ENTRIES PROVIDED:
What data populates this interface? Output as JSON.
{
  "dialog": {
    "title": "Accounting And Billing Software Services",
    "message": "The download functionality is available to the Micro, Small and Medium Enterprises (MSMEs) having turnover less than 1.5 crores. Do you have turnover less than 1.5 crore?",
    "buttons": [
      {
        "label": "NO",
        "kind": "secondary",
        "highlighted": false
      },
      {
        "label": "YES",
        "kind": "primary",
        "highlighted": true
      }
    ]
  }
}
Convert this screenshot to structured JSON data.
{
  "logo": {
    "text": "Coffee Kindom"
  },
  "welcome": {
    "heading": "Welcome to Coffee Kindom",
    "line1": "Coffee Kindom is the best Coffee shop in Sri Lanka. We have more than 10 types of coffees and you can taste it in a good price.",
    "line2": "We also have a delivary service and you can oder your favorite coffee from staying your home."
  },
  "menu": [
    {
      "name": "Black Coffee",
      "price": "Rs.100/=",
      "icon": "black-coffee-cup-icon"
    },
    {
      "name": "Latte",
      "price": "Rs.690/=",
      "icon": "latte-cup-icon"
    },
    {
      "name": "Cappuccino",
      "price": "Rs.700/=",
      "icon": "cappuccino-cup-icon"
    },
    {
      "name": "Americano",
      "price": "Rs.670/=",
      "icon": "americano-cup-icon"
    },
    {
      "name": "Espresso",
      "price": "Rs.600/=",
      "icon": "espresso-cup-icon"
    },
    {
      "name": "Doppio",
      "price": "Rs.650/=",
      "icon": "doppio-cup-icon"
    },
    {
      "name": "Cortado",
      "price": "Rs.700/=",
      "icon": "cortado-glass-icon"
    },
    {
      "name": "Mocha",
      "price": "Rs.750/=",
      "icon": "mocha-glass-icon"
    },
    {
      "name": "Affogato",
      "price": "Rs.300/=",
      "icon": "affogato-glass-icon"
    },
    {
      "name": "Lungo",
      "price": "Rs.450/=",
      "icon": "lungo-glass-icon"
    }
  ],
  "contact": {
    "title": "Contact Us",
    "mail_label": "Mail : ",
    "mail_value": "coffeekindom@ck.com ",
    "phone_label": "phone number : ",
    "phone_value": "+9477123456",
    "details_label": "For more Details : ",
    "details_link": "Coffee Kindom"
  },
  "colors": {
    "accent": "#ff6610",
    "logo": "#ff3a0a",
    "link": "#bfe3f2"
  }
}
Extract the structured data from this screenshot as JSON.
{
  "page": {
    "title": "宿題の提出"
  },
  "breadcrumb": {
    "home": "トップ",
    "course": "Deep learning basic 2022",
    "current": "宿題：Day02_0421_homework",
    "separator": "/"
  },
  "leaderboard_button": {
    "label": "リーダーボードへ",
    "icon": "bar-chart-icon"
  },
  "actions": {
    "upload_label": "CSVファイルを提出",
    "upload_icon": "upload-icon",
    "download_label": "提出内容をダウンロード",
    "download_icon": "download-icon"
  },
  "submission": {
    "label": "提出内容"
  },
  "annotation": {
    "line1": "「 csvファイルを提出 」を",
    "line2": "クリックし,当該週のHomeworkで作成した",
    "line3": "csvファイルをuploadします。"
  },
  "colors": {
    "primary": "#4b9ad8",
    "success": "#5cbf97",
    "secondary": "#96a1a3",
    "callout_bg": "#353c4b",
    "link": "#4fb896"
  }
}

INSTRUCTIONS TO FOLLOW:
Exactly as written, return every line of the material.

TASK ANSWER:
What data populates this interface? Output as JSON.
{
  "dialog": {
    "title": "Accounting And Billing Software Services",
    "message": "The download functionality is available to the Micro, Small and Medium Enterprises (MSMEs) having turnover less than 1.5 crores. Do you have turnover less than 1.5 crore?",
    "buttons": [
      {
        "label": "NO",
        "kind": "secondary",
        "highlighted": false
      },
      {
        "label": "YES",
        "kind": "primary",
        "highlighted": true
      }
    ]
  }
}
Convert this screenshot to structured JSON data.
{
  "logo": {
    "text": "Coffee Kindom"
  },
  "welcome": {
    "heading": "Welcome to Coffee Kindom",
    "line1": "Coffee Kindom is the best Coffee shop in Sri Lanka. We have more than 10 types of coffees and you can taste it in a good price.",
    "line2": "We also have a delivary service and you can oder your favorite coffee from staying your home."
  },
  "menu": [
    {
      "name": "Black Coffee",
      "price": "Rs.100/=",
      "icon": "black-coffee-cup-icon"
    },
    {
      "name": "Latte",
      "price": "Rs.690/=",
      "icon": "latte-cup-icon"
    },
    {
      "name": "Cappuccino",
      "price": "Rs.700/=",
      "icon": "cappuccino-cup-icon"
    },
    {
      "name": "Americano",
      "price": "Rs.670/=",
      "icon": "americano-cup-icon"
    },
    {
      "name": "Espresso",
      "price": "Rs.600/=",
      "icon": "espresso-cup-icon"
    },
    {
      "name": "Doppio",
      "price": "Rs.650/=",
      "icon": "doppio-cup-icon"
    },
    {
      "name": "Cortado",
      "price": "Rs.700/=",
      "icon": "cortado-glass-icon"
    },
    {
      "name": "Mocha",
      "price": "Rs.750/=",
      "icon": "mocha-glass-icon"
    },
    {
      "name": "Affogato",
      "price": "Rs.300/=",
      "icon": "affogato-glass-icon"
    },
    {
      "name": "Lungo",
      "price": "Rs.450/=",
      "icon": "lungo-glass-icon"
    }
  ],
  "contact": {
    "title": "Contact Us",
    "mail_label": "Mail : ",
    "mail_value": "coffeekindom@ck.com ",
    "phone_label": "phone number : ",
    "phone_value": "+9477123456",
    "details_label": "For more Details : ",
    "details_link": "Coffee Kindom"
  },
  "colors": {
    "accent": "#ff6610",
    "logo": "#ff3a0a",
    "link": "#bfe3f2"
  }
}
Extract the structured data from this screenshot as JSON.
{
  "page": {
    "title": "宿題の提出"
  },
  "breadcrumb": {
    "home": "トップ",
    "course": "Deep learning basic 2022",
    "current": "宿題：Day02_0421_homework",
    "separator": "/"
  },
  "leaderboard_button": {
    "label": "リーダーボードへ",
    "icon": "bar-chart-icon"
  },
  "actions": {
    "upload_label": "CSVファイルを提出",
    "upload_icon": "upload-icon",
    "download_label": "提出内容をダウンロード",
    "download_icon": "download-icon"
  },
  "submission": {
    "label": "提出内容"
  },
  "annotation": {
    "line1": "「 csvファイルを提出 」を",
    "line2": "クリックし,当該週のHomeworkで作成した",
    "line3": "csvファイルをuploadします。"
  },
  "colors": {
    "primary": "#4b9ad8",
    "success": "#5cbf97",
    "secondary": "#96a1a3",
    "callout_bg": "#353c4b",
    "link": "#4fb896"
  }
}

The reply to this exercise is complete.